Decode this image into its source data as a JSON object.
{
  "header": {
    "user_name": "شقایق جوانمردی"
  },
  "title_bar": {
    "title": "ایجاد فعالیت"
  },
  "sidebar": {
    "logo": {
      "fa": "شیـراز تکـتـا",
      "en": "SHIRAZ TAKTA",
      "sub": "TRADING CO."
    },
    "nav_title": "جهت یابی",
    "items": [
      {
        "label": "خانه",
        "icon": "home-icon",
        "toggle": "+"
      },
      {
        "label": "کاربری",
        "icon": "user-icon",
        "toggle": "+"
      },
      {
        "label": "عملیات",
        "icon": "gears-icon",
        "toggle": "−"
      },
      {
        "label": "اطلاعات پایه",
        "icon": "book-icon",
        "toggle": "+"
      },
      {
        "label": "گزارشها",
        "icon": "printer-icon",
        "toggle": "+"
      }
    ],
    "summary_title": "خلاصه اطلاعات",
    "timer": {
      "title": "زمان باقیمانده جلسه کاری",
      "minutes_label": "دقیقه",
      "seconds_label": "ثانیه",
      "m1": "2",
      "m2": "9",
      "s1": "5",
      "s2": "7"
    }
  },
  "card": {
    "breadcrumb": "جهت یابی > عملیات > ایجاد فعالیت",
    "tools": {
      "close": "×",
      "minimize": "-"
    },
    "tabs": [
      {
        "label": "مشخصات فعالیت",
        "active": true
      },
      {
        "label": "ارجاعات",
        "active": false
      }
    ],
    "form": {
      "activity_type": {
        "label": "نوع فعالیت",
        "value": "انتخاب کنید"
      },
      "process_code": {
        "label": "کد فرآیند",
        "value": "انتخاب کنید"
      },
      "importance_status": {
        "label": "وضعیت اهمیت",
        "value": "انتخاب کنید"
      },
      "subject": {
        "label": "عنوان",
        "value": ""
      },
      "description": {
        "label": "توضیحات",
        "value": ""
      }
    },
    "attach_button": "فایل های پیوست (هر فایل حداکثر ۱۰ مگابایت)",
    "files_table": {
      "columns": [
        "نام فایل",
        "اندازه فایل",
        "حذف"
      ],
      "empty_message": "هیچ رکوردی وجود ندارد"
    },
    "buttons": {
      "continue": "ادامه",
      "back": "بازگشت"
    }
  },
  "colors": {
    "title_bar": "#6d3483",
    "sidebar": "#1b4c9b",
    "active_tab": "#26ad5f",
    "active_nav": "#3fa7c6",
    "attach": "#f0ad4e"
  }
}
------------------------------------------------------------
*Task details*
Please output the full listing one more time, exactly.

*Answer area*
Decode this image into its source data as a JSON object.
{
  "header": {
    "user_name": "شقایق جوانمردی"
  },
  "title_bar": {
    "title": "ایجاد فعالیت"
  },
  "sidebar": {
    "logo": {
      "fa": "شیـراز تکـتـا",
      "en": "SHIRAZ TAKTA",
      "sub": "TRADING CO."
    },
    "nav_title": "جهت یابی",
    "items": [
      {
        "label": "خانه",
        "icon": "home-icon",
        "toggle": "+"
      },
      {
        "label": "کاربری",
        "icon": "user-icon",
        "toggle": "+"
      },
      {
        "label": "عملیات",
        "icon": "gears-icon",
        "toggle": "−"
      },
      {
        "label": "اطلاعات پایه",
        "icon": "book-icon",
        "toggle": "+"
      },
      {
        "label": "گزارشها",
        "icon": "printer-icon",
        "toggle": "+"
      }
    ],
    "summary_title": "خلاصه اطلاعات",
    "timer": {
      "title": "زمان باقیمانده جلسه کاری",
      "minutes_label": "دقیقه",
      "seconds_label": "ثانیه",
      "m1": "2",
      "m2": "9",
      "s1": "5",
      "s2": "7"
    }
  },
  "card": {
    "breadcrumb": "جهت یابی > عملیات > ایجاد فعالیت",
    "tools": {
      "close": "×",
      "minimize": "-"
    },
    "tabs": [
      {
        "label": "مشخصات فعالیت",
        "active": true
      },
      {
        "label": "ارجاعات",
        "active": false
      }
    ],
    "form": {
      "activity_type": {
        "label": "نوع فعالیت",
        "value": "انتخاب کنید"
      },
      "process_code": {
        "label": "کد فرآیند",
        "value": "انتخاب کنید"
      },
      "importance_status": {
        "label": "وضعیت اهمیت",
        "value": "انتخاب کنید"
      },
      "subject": {
        "label": "عنوان",
        "value": ""
      },
      "description": {
        "label": "توضیحات",
        "value": ""
      }
    },
    "attach_button": "فایل های پیوست (هر فایل حداکثر ۱۰ مگابایت)",
    "files_table": {
      "columns": [
        "نام فایل",
        "اندازه فایل",
        "حذف"
      ],
      "empty_message": "هیچ رکوردی وجود ندارد"
    },
    "buttons": {
      "continue": "ادامه",
      "back": "بازگشت"
    }
  },
  "colors": {
    "title_bar": "#6d3483",
    "sidebar": "#1b4c9b",
    "active_tab": "#26ad5f",
    "active_nav": "#3fa7c6",
    "attach": "#f0ad4e"
  }
}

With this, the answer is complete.